• WHAT THIS TASK INVOLVES
Give again, exactly and without pictures, the lines running from the line with "What data populates" to the end of the records below.

══════════════════════════════

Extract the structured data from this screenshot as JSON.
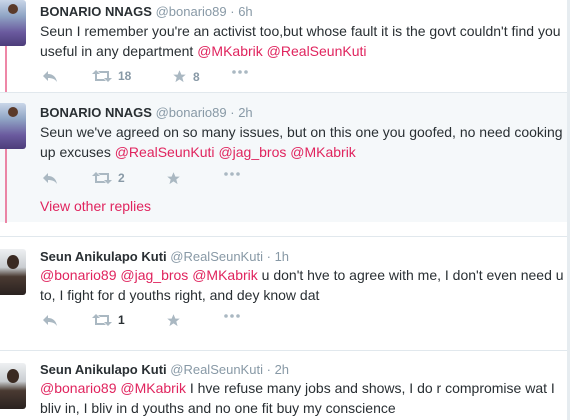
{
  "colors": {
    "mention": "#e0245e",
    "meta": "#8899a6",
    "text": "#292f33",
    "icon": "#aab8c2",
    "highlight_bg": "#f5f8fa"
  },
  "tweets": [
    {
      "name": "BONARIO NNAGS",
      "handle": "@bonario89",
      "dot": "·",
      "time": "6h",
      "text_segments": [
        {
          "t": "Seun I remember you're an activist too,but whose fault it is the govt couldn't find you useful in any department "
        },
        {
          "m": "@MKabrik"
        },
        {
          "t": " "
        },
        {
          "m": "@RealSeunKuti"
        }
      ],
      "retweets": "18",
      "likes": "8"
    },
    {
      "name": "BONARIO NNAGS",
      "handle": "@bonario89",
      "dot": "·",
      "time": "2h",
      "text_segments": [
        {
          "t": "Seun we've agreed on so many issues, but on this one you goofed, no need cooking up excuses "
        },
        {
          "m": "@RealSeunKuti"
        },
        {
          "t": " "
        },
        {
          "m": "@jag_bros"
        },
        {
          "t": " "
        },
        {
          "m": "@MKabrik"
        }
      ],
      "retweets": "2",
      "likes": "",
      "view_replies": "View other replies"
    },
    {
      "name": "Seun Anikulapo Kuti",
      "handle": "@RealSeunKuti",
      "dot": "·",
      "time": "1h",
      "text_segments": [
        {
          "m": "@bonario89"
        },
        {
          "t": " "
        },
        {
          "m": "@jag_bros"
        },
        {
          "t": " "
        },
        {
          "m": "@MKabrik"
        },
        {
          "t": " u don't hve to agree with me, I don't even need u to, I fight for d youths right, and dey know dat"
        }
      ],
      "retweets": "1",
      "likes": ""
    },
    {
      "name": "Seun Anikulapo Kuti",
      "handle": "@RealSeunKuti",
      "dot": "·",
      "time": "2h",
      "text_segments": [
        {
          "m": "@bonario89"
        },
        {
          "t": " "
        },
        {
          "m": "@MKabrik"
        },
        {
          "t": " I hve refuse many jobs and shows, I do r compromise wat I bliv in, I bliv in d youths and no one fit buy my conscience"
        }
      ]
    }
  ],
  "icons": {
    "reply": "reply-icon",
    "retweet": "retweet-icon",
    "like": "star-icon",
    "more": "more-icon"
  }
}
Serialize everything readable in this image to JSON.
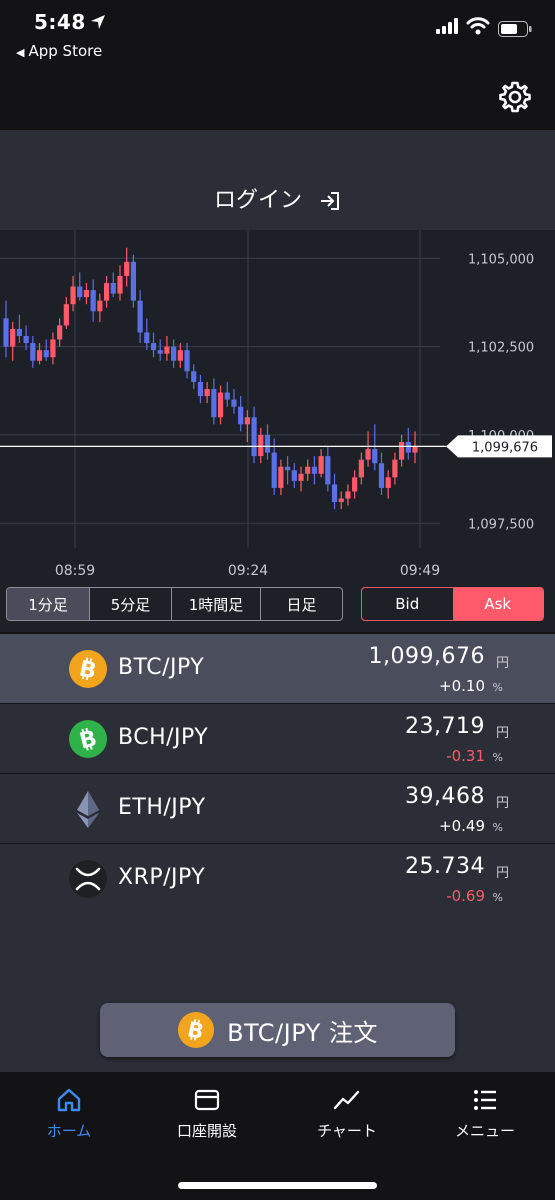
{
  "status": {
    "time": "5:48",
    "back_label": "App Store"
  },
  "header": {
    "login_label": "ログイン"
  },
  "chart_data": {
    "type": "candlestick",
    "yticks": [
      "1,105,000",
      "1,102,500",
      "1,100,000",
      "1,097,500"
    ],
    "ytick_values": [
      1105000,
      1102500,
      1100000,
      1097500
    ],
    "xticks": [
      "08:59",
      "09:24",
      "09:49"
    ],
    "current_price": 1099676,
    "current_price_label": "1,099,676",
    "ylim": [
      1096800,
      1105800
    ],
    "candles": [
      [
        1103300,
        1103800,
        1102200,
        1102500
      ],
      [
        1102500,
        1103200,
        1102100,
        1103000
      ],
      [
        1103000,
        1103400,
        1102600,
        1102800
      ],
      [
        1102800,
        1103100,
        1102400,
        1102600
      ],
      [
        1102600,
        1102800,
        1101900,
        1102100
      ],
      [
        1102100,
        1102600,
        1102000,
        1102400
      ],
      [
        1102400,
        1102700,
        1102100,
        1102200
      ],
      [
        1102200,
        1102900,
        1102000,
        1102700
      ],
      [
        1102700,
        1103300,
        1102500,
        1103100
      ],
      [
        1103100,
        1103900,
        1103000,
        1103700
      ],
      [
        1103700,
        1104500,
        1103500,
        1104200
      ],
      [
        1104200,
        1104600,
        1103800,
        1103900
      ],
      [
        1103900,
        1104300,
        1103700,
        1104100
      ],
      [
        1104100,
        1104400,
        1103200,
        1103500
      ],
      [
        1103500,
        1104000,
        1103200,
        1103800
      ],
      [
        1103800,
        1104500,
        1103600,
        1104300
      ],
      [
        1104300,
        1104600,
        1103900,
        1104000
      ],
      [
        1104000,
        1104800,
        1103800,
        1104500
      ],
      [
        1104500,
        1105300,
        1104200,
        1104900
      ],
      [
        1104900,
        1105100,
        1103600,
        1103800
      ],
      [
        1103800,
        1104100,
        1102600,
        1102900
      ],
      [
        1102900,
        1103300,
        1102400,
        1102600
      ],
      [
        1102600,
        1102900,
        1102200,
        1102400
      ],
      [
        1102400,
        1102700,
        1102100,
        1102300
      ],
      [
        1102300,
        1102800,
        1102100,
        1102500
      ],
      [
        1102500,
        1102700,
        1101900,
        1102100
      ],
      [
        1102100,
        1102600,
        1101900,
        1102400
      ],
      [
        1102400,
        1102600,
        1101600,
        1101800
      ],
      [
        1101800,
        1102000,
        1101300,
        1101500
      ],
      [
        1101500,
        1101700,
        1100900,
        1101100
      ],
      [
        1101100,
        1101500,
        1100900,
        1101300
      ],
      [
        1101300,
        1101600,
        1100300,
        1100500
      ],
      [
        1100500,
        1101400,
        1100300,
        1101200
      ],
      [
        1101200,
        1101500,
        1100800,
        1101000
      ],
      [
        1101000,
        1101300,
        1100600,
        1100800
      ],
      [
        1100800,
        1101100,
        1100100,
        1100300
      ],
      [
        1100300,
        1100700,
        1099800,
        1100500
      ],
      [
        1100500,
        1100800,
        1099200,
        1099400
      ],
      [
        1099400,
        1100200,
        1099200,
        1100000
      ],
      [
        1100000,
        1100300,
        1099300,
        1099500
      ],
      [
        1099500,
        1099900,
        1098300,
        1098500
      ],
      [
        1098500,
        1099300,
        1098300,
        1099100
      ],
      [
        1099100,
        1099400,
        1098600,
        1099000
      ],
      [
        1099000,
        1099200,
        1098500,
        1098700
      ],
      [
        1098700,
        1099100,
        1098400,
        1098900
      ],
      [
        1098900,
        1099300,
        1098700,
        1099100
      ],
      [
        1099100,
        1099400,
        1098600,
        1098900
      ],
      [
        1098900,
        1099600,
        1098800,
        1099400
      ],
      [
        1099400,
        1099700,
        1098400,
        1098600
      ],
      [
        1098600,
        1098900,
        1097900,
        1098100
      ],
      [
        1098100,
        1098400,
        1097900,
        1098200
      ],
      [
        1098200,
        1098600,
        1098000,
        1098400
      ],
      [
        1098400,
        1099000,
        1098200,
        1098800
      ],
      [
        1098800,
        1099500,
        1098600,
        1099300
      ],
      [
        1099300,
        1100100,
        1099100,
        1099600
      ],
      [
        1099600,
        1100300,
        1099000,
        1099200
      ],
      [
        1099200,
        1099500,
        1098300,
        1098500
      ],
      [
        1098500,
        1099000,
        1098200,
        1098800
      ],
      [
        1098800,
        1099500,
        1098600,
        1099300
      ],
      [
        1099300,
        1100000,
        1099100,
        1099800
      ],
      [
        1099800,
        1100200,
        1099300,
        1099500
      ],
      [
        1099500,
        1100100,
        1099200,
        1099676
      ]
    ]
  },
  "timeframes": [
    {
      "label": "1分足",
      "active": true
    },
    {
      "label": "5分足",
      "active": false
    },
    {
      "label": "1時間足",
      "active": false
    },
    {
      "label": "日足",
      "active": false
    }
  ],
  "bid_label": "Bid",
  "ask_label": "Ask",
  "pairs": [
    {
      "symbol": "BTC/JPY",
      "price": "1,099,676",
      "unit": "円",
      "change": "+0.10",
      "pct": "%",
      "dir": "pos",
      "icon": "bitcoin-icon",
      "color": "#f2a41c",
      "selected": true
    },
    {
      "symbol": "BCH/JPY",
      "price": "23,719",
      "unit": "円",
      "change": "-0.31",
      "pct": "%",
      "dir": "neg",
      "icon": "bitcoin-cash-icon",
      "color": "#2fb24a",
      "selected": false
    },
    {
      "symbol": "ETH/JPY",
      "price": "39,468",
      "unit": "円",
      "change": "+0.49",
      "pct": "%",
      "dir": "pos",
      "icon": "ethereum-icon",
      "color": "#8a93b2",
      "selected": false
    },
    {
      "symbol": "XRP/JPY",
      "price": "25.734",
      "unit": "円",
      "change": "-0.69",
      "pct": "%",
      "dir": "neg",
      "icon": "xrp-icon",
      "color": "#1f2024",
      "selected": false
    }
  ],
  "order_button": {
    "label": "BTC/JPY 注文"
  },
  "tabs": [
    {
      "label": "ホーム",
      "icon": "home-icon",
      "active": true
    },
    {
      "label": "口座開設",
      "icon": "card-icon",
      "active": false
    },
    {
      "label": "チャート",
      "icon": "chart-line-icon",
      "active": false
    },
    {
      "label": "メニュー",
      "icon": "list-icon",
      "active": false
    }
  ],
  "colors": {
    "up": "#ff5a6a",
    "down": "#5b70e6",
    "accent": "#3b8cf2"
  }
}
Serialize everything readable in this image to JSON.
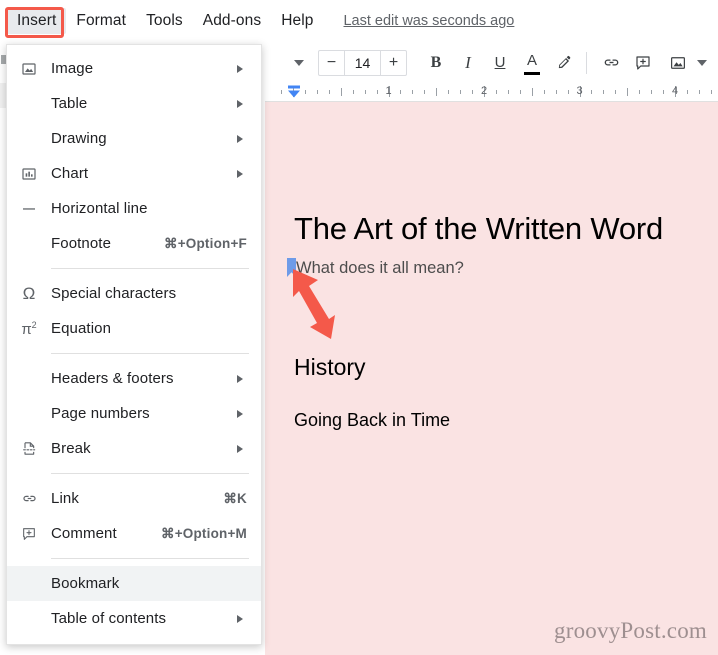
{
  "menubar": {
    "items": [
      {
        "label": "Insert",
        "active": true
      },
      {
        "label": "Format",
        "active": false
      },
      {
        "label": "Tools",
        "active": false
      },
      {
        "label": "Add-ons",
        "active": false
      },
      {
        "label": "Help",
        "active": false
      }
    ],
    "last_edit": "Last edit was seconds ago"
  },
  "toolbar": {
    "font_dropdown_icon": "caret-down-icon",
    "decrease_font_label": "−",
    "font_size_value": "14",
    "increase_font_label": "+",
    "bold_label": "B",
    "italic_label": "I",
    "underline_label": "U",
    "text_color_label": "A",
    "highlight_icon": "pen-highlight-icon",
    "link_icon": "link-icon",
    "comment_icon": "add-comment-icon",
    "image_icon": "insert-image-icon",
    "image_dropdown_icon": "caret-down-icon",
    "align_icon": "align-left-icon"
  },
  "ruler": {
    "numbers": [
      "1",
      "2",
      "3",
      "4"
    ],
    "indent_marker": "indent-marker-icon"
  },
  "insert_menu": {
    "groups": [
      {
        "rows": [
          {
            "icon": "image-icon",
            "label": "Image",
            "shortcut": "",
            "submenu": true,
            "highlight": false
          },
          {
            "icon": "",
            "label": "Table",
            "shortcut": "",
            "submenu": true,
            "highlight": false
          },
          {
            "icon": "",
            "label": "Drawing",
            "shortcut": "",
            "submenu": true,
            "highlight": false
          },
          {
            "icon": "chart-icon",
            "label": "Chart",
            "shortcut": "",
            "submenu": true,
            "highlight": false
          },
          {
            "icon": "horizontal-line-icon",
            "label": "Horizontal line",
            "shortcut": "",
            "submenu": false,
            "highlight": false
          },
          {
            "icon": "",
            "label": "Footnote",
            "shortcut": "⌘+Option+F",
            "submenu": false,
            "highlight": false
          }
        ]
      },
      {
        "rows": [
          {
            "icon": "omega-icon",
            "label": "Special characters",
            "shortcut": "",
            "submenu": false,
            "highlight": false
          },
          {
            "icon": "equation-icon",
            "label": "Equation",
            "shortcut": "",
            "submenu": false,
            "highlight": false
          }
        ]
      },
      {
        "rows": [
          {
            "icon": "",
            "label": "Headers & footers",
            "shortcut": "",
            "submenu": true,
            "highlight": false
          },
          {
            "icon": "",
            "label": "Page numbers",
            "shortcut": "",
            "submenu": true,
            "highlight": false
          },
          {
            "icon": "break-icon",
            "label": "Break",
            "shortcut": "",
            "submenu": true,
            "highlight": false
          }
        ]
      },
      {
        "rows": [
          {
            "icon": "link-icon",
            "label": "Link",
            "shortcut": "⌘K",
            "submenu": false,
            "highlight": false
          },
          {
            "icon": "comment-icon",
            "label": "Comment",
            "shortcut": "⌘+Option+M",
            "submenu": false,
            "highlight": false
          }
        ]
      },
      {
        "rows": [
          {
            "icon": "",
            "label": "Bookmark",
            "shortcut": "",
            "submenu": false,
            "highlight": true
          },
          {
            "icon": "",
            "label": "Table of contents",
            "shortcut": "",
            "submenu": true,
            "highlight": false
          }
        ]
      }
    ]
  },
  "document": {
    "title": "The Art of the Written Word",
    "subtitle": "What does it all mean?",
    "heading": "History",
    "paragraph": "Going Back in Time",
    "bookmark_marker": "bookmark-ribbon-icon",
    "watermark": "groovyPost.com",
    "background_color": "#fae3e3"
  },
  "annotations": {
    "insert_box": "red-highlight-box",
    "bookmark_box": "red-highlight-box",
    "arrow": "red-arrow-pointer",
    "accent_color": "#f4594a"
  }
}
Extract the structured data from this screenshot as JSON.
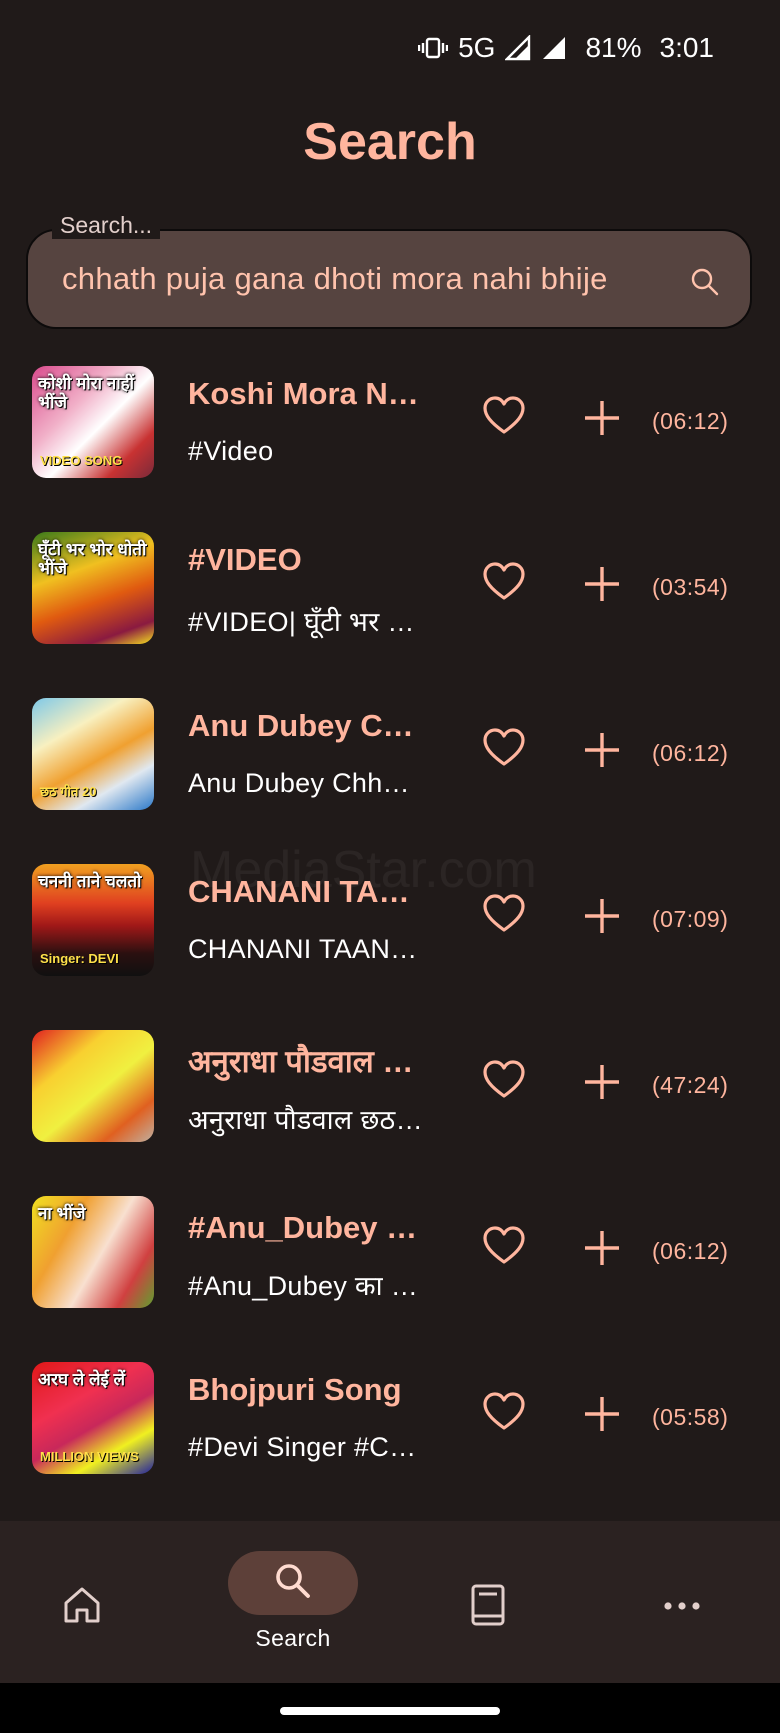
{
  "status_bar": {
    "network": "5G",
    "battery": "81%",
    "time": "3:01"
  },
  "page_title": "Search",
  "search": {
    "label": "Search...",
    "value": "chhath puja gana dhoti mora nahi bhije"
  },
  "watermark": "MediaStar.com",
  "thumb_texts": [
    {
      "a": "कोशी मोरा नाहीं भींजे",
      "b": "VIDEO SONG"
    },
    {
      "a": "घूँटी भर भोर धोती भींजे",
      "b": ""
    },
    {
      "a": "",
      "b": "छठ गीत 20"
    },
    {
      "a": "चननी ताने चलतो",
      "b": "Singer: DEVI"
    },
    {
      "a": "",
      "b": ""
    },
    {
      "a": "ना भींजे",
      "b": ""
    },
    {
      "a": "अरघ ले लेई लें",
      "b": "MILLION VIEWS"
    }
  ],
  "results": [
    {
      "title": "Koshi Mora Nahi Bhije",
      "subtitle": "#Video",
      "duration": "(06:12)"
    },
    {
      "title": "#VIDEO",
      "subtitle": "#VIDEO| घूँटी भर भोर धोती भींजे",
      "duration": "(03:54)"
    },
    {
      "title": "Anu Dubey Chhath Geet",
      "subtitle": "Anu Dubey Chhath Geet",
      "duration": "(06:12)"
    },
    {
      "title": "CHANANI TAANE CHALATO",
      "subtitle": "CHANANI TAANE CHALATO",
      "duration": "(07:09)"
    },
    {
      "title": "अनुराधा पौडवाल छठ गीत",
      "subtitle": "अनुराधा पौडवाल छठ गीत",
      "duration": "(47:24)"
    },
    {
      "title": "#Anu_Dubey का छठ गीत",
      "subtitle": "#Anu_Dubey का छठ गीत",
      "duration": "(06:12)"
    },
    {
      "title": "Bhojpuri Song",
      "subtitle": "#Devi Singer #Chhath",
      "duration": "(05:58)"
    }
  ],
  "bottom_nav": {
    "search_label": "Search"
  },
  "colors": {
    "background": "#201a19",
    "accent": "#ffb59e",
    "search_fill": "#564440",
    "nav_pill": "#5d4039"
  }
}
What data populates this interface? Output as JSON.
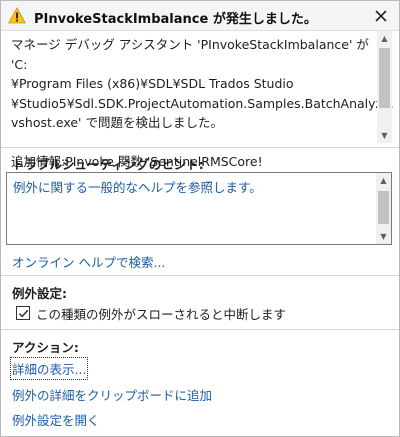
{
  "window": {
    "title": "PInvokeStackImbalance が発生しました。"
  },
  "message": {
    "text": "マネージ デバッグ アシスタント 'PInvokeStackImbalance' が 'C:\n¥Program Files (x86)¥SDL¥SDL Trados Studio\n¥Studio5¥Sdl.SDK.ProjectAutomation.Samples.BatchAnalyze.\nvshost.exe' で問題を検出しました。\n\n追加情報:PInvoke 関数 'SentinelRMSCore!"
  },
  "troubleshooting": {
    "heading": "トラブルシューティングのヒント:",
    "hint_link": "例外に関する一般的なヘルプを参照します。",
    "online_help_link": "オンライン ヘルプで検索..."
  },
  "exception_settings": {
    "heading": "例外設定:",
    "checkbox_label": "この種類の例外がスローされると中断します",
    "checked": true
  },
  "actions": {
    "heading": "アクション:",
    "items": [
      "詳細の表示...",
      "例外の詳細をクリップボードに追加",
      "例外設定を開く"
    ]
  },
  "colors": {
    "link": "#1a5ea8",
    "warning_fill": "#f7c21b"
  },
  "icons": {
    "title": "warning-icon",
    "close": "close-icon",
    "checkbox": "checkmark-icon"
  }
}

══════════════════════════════

• TASK OUTPUT
What data populates this interface? Output as JSON.
{
  "window": {
    "title": "PInvokeStackImbalance が発生しました。"
  },
  "message": {
    "text": "マネージ デバッグ アシスタント 'PInvokeStackImbalance' が 'C:\n¥Program Files (x86)¥SDL¥SDL Trados Studio\n¥Studio5¥Sdl.SDK.ProjectAutomation.Samples.BatchAnalyze.\nvshost.exe' で問題を検出しました。\n\n追加情報:PInvoke 関数 'SentinelRMSCore!"
  },
  "troubleshooting": {
    "heading": "トラブルシューティングのヒント:",
    "hint_link": "例外に関する一般的なヘルプを参照します。",
    "online_help_link": "オンライン ヘルプで検索..."
  },
  "exception_settings": {
    "heading": "例外設定:",
    "checkbox_label": "この種類の例外がスローされると中断します",
    "checked": true
  },
  "actions": {
    "heading": "アクション:",
    "items": [
      "詳細の表示...",
      "例外の詳細をクリップボードに追加",
      "例外設定を開く"
    ]
  },
  "colors": {
    "link": "#1a5ea8",
    "warning_fill": "#f7c21b"
  },
  "icons": {
    "title": "warning-icon",
    "close": "close-icon",
    "checkbox": "checkmark-icon"
  }
}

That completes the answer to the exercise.